His tips: Talk about yourself. Your personality, your history, who you are. They want you to be BRUTALLY honest but within professional boundaries. They want to know more about who you are than what you did. They look for students with exceptional Emotional Intelligence (EQ).
Stanford doesn't ask for a "career progression" in the essays. Where do you talk about what you've done in your career professionally?
Do you just have to fit it within different essays? That would kinda suck wouldn't it, since the details would be scattered and you wouldn't be able to paint a clear picture of your career. Like in the essays you can talk a bit about one specific event here and then maybe another incidence there...you can't talk about your career as a whole?
Your goals / aspirations essay naturally needs you to take a brief look at your past growth - as that defines where you want to go from here. Your resume is another place that shows the progression. And if the Stanford application is anything like the Wharton application, then while filling in your employment information, you'll get enough opportunity to explain your progression and the driving forces behind it.
ps. The combination of essays that a school asks you to write gives you the biggest hint on what matters to a school. If Stanford is not giving you much opportunity to show your career progression, then perhaps Stanford is not that much interested in getting a lot of details about you career progression. So do not try to "fit in" the career progression into another essay just because you couldn't fit it anywhere else. You may end up weakening your essay for no reason.
you can briefly discuss career progression in the Career Goals essay.

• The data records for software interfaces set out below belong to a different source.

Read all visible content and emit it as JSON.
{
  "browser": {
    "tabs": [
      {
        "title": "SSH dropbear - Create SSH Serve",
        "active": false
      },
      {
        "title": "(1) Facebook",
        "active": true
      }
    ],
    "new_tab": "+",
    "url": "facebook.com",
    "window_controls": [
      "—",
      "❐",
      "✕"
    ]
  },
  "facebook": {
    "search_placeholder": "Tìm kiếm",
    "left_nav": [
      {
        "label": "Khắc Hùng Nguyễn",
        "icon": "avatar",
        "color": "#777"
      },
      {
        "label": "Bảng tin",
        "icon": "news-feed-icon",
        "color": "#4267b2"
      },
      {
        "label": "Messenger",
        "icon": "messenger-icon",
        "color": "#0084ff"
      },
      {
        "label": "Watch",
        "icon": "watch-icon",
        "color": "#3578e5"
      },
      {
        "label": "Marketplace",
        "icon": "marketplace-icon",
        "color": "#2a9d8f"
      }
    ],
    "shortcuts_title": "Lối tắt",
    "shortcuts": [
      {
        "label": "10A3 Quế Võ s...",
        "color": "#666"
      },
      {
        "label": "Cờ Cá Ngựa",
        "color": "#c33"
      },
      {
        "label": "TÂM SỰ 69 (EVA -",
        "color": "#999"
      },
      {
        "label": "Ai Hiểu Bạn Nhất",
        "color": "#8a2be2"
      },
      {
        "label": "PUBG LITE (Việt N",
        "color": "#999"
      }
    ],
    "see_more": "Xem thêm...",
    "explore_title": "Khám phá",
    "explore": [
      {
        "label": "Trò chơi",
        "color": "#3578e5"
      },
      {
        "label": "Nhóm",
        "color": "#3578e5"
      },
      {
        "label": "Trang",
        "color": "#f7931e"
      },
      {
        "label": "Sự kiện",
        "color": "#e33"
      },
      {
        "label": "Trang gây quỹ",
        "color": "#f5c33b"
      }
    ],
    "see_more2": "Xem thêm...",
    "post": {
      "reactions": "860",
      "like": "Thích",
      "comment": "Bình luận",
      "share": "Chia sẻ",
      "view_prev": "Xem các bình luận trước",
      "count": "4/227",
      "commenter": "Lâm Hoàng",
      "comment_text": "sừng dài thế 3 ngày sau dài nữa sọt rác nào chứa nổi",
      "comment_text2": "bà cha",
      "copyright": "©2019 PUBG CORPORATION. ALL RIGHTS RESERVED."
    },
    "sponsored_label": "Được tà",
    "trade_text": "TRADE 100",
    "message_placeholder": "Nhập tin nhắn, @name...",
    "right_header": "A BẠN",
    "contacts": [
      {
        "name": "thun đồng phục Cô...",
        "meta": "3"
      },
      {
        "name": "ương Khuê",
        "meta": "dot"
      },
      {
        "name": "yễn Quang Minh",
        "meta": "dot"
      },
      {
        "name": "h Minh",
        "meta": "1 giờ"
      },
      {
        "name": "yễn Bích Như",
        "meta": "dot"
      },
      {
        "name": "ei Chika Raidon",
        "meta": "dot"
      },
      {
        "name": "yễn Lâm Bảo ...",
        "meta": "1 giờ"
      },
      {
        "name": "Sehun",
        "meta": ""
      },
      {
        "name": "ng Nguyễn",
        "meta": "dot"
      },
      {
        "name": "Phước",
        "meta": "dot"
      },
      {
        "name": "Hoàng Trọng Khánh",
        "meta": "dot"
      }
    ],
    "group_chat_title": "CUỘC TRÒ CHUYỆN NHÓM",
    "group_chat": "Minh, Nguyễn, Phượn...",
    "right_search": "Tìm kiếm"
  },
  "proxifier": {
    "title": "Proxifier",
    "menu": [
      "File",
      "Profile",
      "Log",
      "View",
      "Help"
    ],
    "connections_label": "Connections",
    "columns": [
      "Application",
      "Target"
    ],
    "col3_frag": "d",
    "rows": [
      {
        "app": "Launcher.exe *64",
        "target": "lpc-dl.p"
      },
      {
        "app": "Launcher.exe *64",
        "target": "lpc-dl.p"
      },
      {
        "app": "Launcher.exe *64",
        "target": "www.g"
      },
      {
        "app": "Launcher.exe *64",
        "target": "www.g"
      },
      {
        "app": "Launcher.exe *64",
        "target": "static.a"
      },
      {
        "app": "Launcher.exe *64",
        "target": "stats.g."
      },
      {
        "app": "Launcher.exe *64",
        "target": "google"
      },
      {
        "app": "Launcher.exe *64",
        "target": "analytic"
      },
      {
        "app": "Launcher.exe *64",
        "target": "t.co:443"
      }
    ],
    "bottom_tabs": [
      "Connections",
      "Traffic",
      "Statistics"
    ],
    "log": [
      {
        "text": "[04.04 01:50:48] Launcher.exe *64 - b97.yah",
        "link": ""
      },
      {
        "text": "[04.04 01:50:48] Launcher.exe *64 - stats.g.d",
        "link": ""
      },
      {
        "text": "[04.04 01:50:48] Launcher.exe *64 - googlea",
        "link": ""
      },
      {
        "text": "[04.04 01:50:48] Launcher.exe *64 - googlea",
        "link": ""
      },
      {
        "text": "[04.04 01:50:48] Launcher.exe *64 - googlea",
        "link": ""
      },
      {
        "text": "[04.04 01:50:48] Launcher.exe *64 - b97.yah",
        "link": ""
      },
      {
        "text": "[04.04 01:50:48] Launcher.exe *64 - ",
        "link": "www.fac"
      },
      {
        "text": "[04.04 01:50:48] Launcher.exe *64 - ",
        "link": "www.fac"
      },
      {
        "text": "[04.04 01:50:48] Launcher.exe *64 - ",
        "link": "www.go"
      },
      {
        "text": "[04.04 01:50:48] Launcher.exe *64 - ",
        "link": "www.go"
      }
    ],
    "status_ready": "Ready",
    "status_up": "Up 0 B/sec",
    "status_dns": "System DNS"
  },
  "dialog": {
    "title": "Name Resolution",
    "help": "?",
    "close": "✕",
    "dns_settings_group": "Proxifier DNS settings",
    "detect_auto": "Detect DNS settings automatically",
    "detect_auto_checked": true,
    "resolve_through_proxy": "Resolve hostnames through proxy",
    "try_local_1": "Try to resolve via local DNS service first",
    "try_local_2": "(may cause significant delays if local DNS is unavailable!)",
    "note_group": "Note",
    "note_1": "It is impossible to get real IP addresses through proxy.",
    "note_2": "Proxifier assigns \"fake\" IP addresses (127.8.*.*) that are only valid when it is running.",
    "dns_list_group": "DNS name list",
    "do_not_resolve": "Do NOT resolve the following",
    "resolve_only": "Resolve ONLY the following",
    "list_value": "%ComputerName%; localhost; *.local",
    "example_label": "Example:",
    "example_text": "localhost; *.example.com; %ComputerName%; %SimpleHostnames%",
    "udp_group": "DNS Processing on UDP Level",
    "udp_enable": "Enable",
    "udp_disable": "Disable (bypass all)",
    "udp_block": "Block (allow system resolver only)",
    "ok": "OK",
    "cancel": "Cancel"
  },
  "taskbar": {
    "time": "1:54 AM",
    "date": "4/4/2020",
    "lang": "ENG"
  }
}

I mean, you gotta tell them "why MBA" and "why now", so that usually links to progression.
Stanford also has a place where you can list your career and accomplishments, so I think you can talk about it there too.
From what I heard, Stanford is all about who YOU are. They know that whomever they pick, that person will be a superstar in terms of grades, career, and extracurriculars, so the only differentiator left is your uniqueness and emotional maturity.
Guys, have any of you tried requesting for specifc class visits ? I visited the campus in May but had to sit through a totally unrelated hedge funds class !
Is there any way I can get a hold of the class schedule so that I can book the slot accordingly?
I did ask the AdComs, but wasn fruitful
good point, the class visit schedule is very vague. I would suggest you ask a student when you befriend one. I'll check if I can get one for you too, as I'm supposed to meet with one soon now that he's back in town (Palo Alto).
I'm pretty much just sitting in these classes to say I've done one. And the website wouldn't let you sign up for more than one class visit, bummers. I'll just have to sneak in using any connections I have then!
Final decisions are in: Berkeley: Denied with interview Tepper: Waitlisted with interview Rotman: Admitted with scholarship (withdrawn) Random French School: Admitted to MSc in Management with scholarship (...